Don’t however, mistake the Jeep’s astonishing capability (and of course, our expert driving) as an absence of challenge at this Jamboree. Plenty of times our peers would elect to go around obstacles our Wrangler could happily tackle, or would show considerably greater difficulty in getting through.

There was that one time, however, when a slight lateral slide off a rock – at no fault of the skilful driver – left the otherwise unstoppable JL high-centered on another, larger rock. Our new friends from Ohio in a two-door JK happily hooked up and towed us off. We, in-turn, did the same for the four-door JK from Maryland behind us, immediately after.

Friends Made and Lessons Learned

We developed new words to describe the sounds made from ours, and other Jeeps moaning and groaning over obstacles. We lost count early on the first day for all the graunches, scrunches, and grundy-thunks emanating from the underside of Rubi as it dragged its skid plates over rocks, logs, stumps, and high ground. After a water crossing, we noticed the brakes (which continued to operate fine) made new, strange noises, and we joked that it was from frogs we had collected.

The new JL generation is excellent at what it does off-road, and by the end of the event, everyone I spoke to seemed to give it the respect it deserves. I suspect there are still Jeepers out there with decades-old machines that have been rebuilt several times who look to the electronics of the new Wrangler warily, wondering how long they can practically last in such a hostile environment.

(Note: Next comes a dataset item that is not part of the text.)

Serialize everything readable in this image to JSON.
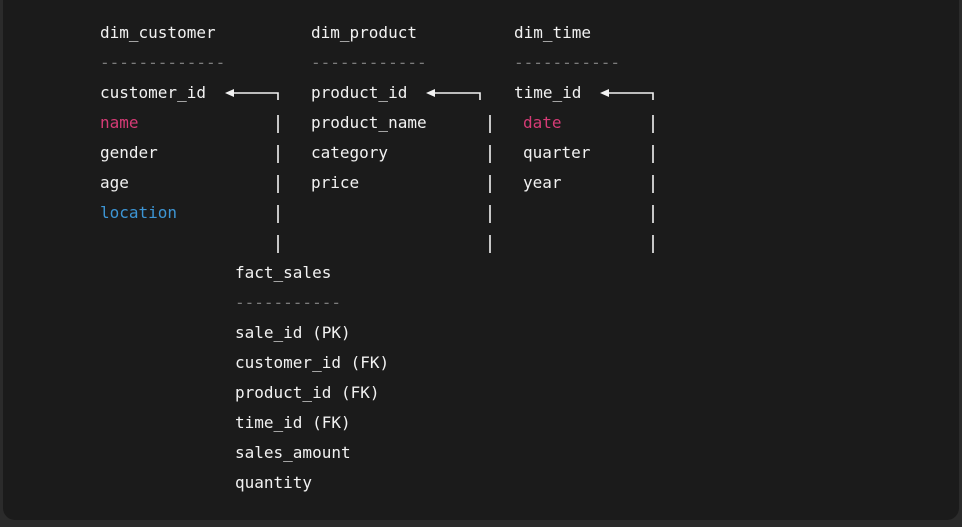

And you know, maybe there is a little too much technology in the new Wrangler. The Trail Guides bemoaned the bright LED running lights of the JL, that would blind them as Rubi climbed up and over obstacles while they tried to give directions. The blind-spot monitor sensors had enough of the close proximity of navigating between trees and gave up, firing a warning light on the dash until Rubi was shut down and restarted. And the Apple CarPlay decided to go on strike for two days, suddenly re-appearing mid-way through Saturday’s trail ride for no apparent reason.

Compared to Allie’s TJ, there is definitely some character lost in this new, smoother, more sophisticated machine. But then, the same is true for almost any vehicle that’s continuously evolved and improved over decades. It’s nice having a vehicle that features the creature comforts (and safety) one expects from a new machine, especially if it’s going to be daily driven. It’s remarkable to find a new vehicle that does all that, and can even hang with lightly modified Wranglers in a harsh, off-road world.

For me, if I were buying a new one, I’d skip some of the options that drove the as-tested price of Rubi to $60,000, and spec a two-door Rubicon with a stick-shift to get a more visceral driving experience and a smaller rig that can get into tighter spaces on the trail.

Until that day comes, it looks like Allie and I will look at ways to make the old TJ even more capable and durable for all our future Jamborees. And we hope there will be many, since there’s no better way to enjoy the camaraderie of the Jeep community, and seeing just what a Jeep can do than at a Jamboree.